Several weeks ago, I wrote about FrameWorks Institute’s role in developing marketing techniques to sell the idea of next-gen ed reform to the public. With funding from the Nellie Mae Foundation, FrameWorks recently produced a Core Story toolkit – replete with message cards, talking points, sample editorials and twitter messages – to help reformers get the public on board with their plans.
FrameWorks advises clients to “invoke the value of progress” when discussing the need to move to digital learning, for example,”because it pedestals all the good aspects of technology and backgrounds all the bad, it helps inoculate against ‘back to basics’ thinking about learning and skills.”
Read anything in support of next-gen ed reform, and you’re sure to encounter the argument that our schooling system is outdated and obsolete, and that the move to a digital, 21st Century model is long overdue.
Lately, another message suddenly seems to be on everyone’s lips: the need to update our accountability system to make use of assessment “dashboards.”
The metaphor, favored by proponents of competency-based and personalized learning, has become so ubiquitous that I wondered: could it also be a FrameWorks-ism?
Turns out it is.
Here is the “message card” FrameWorks has developed to help reformers with their talking points when discussing next-gen accountability:
To demonstrate just how loyal assessment reformers are to FrameWorks’ techniques, let’s play a game. Can you guess who said the following quotes? Scroll down after each quote for the answer.
“There are software programs that will track attempts and achievements in learning competencies and display them on a dashboard for students and teachers. These programs provide students with instant feedback and allow them to know where they stand and what they need to progress.”
Tom Vander Ark, CEO of Learn Capital, in “The Role of Performance Monitoring in Competency-Based Education”
“The standardized tests my kids take are one gauge on the dashboard, but parents and educators know that tests are not the only indicator.”
“It’s something like driving a car. Safe drivers use the windshield, rear and side view mirrors, occasionally checking the speedometer and other gauges on the dashboard. The best educators know it’s absolutely essential to use the ‘windshield,’ that is, look at the work students do in class every day.”

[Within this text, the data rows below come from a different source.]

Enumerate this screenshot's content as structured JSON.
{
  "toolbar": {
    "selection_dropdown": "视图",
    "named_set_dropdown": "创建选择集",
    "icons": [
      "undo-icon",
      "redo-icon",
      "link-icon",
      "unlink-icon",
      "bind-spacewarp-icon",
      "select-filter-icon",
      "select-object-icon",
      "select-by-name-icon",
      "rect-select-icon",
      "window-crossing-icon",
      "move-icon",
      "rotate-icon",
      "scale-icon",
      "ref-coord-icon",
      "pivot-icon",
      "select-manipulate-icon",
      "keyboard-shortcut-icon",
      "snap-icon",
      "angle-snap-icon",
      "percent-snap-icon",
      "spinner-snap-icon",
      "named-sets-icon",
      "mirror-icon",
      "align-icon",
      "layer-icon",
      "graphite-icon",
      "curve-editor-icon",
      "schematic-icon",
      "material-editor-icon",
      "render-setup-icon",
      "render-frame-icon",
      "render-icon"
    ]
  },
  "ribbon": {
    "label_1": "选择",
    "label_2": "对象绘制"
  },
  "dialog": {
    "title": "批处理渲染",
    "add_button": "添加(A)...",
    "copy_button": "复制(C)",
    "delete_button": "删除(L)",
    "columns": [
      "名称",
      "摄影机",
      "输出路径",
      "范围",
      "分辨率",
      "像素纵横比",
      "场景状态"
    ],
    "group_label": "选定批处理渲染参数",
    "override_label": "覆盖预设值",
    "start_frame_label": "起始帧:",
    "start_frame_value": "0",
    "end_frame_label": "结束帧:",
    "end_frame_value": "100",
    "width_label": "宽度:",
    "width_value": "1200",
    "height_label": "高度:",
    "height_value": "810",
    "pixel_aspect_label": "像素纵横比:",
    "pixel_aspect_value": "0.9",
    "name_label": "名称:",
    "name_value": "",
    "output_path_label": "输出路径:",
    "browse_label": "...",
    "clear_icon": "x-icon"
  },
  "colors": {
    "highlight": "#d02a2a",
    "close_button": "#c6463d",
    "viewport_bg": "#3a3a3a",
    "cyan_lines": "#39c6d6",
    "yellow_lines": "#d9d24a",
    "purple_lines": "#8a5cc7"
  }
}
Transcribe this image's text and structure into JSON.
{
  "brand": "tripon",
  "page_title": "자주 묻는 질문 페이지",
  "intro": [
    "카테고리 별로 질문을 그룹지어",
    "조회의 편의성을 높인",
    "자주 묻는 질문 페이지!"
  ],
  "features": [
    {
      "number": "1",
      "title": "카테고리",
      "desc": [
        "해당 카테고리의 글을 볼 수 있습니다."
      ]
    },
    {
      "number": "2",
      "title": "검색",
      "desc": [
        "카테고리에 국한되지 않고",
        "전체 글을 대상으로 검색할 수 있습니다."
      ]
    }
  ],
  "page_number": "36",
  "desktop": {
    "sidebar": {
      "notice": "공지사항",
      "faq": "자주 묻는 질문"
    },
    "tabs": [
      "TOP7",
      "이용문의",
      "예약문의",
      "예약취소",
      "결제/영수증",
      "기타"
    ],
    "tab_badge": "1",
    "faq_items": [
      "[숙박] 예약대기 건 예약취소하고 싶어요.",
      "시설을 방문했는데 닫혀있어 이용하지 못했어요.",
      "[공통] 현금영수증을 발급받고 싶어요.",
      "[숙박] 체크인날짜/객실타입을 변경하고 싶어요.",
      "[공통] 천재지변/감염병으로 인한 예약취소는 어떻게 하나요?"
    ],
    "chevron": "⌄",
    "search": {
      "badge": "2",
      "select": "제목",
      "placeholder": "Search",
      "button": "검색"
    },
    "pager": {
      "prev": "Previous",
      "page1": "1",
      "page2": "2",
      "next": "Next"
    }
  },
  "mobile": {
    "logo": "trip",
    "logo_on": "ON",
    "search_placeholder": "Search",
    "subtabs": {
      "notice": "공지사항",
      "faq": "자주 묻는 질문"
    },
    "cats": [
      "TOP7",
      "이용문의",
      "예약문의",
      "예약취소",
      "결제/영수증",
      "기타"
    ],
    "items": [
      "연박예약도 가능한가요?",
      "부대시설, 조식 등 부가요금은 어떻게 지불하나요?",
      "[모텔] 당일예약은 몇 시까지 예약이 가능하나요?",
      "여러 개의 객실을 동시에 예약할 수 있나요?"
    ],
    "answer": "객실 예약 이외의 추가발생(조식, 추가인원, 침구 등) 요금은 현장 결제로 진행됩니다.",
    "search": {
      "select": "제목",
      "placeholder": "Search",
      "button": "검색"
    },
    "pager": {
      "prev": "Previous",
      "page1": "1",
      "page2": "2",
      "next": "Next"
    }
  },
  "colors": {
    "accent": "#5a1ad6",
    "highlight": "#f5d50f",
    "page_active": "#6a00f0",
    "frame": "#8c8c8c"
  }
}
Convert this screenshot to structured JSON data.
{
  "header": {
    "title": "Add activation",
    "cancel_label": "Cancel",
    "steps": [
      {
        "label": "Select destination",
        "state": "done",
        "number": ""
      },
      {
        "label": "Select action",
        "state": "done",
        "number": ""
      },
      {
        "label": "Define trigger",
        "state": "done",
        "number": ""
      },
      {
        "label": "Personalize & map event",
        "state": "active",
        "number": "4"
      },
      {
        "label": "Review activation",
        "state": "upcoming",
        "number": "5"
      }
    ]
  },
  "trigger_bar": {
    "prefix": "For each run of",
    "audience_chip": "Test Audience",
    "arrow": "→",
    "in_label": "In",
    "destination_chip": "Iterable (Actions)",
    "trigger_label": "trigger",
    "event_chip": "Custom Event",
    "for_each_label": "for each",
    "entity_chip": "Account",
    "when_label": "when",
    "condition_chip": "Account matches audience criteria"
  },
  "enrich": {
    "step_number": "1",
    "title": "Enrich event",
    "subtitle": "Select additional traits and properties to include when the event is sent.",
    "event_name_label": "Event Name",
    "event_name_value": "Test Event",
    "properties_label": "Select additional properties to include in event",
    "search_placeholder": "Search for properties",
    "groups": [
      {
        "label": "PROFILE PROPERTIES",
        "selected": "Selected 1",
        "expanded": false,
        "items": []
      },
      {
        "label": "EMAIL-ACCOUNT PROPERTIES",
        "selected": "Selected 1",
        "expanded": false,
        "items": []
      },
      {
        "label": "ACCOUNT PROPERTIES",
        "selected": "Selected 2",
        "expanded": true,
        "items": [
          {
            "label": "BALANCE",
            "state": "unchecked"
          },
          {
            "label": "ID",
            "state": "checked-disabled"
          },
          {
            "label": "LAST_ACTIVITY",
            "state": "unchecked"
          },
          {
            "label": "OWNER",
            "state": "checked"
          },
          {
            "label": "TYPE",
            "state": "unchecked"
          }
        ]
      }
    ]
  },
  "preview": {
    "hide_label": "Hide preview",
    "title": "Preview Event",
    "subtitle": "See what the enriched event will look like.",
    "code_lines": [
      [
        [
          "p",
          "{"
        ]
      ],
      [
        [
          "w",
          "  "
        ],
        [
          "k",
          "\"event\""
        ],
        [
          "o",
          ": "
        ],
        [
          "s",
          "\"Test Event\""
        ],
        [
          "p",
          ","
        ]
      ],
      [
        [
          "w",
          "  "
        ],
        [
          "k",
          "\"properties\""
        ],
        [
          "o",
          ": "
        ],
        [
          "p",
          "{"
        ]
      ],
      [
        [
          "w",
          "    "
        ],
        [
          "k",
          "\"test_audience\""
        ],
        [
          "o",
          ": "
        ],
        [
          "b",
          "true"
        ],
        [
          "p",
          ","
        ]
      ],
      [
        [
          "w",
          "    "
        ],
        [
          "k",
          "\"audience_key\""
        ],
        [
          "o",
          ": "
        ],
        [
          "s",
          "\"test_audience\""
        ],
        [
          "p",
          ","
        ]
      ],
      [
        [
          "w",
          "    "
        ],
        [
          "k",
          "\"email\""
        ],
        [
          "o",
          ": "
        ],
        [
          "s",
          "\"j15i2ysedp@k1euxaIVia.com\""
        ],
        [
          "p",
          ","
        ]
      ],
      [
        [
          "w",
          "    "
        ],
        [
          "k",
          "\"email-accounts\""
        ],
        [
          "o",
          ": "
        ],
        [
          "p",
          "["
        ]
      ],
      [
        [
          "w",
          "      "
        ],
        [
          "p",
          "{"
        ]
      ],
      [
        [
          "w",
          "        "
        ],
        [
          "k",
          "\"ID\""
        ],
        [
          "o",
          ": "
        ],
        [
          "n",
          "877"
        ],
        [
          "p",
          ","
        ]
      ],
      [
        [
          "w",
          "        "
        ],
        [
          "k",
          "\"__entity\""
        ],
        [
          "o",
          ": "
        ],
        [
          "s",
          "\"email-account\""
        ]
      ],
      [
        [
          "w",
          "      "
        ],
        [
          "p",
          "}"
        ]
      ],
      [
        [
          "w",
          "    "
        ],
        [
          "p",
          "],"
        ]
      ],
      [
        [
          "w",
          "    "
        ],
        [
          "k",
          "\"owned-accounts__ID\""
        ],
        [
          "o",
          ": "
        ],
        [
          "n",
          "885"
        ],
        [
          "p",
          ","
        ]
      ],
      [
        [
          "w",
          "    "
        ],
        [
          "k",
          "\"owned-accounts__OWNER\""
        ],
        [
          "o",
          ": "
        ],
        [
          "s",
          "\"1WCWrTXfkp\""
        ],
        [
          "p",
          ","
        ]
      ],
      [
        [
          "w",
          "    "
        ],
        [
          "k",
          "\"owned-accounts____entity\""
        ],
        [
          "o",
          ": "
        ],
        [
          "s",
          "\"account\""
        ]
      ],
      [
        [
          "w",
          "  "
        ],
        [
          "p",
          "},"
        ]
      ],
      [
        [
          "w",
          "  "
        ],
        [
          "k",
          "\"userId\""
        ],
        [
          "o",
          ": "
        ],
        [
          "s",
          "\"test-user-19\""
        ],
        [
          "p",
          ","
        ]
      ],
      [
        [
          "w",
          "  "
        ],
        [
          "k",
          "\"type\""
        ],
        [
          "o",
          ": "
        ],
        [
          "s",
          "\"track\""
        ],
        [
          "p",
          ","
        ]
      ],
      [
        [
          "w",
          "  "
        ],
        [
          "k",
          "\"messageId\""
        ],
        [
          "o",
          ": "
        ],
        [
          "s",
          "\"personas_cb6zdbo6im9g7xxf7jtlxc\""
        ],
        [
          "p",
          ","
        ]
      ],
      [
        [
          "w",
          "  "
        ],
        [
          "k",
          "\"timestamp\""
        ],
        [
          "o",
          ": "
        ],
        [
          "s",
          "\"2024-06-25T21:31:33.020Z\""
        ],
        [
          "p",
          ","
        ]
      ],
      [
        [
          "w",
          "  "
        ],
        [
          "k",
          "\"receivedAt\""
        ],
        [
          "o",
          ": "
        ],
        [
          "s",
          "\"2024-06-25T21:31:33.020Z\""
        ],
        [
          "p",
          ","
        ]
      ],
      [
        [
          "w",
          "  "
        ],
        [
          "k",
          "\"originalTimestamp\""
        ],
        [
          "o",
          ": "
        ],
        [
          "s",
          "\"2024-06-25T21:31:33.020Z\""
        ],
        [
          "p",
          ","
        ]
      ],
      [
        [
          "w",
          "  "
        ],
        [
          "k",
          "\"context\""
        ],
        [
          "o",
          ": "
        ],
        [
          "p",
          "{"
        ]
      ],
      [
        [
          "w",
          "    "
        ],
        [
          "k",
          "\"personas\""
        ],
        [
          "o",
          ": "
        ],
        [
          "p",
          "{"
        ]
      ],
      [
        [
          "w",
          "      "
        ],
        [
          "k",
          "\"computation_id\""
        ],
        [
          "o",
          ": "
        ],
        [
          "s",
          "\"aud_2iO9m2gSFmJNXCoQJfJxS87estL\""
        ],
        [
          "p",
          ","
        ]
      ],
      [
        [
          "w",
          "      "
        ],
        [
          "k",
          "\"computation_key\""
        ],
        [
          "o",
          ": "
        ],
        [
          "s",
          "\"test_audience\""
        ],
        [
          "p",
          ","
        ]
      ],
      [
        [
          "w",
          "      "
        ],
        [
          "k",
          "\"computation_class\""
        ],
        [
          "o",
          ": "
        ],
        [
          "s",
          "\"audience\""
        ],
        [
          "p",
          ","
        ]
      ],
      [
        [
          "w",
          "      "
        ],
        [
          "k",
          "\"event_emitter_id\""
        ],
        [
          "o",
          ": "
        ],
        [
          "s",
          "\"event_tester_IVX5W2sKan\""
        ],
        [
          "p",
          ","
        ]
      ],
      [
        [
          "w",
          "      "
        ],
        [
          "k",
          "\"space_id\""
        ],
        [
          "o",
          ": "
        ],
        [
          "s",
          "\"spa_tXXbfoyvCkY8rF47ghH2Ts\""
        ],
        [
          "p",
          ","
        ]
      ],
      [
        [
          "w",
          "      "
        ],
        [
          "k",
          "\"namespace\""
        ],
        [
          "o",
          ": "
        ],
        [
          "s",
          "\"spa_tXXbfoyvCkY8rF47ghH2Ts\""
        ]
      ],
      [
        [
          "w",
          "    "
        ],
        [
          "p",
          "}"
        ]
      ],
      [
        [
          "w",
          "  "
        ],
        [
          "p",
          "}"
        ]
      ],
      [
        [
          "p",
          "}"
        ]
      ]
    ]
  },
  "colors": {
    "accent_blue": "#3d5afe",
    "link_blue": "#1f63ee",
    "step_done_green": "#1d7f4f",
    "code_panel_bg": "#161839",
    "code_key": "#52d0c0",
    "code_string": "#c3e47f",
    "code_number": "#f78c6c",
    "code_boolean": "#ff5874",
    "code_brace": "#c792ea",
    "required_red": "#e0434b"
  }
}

Lisa Guisbond, Assessment Reform Analyst at FairTest, in testimonybefore Rhode Island House Committee on Health, Education and Welfare
“We don’t want less information. We want better information…We want a dashboard of good information… We said on this dashboard, you have to have multiple indicators of success.”
Lily Eskelen Garcia, President of National Education Association (NEA), in “Don’t Wait for an Act of Congress: Union Chief on Politics and Testing”
“The move toward a world of fewer, better, smarter assessments that provide more actionable data more quickly to teachers and parents is important. We would say that an assessment should be only one measure of progress. It should be part of a richer dashboard, a more holistic view.”
John Fallon, CEO of Pearson, in “Pearson CEO Fallon Talks Common Core, Rise of ‘Open Resources”
“New systems of school accountability should likewise offer a dashboard of information and use multiple measures appropriately to achieve key purposes.”
Linda Darling-Hammond, President of Learning Policy Institute and Professor at Stanford University, in “Creating Systems of Assessments for Deeper Learning”
Bonus points to anyone who finds more.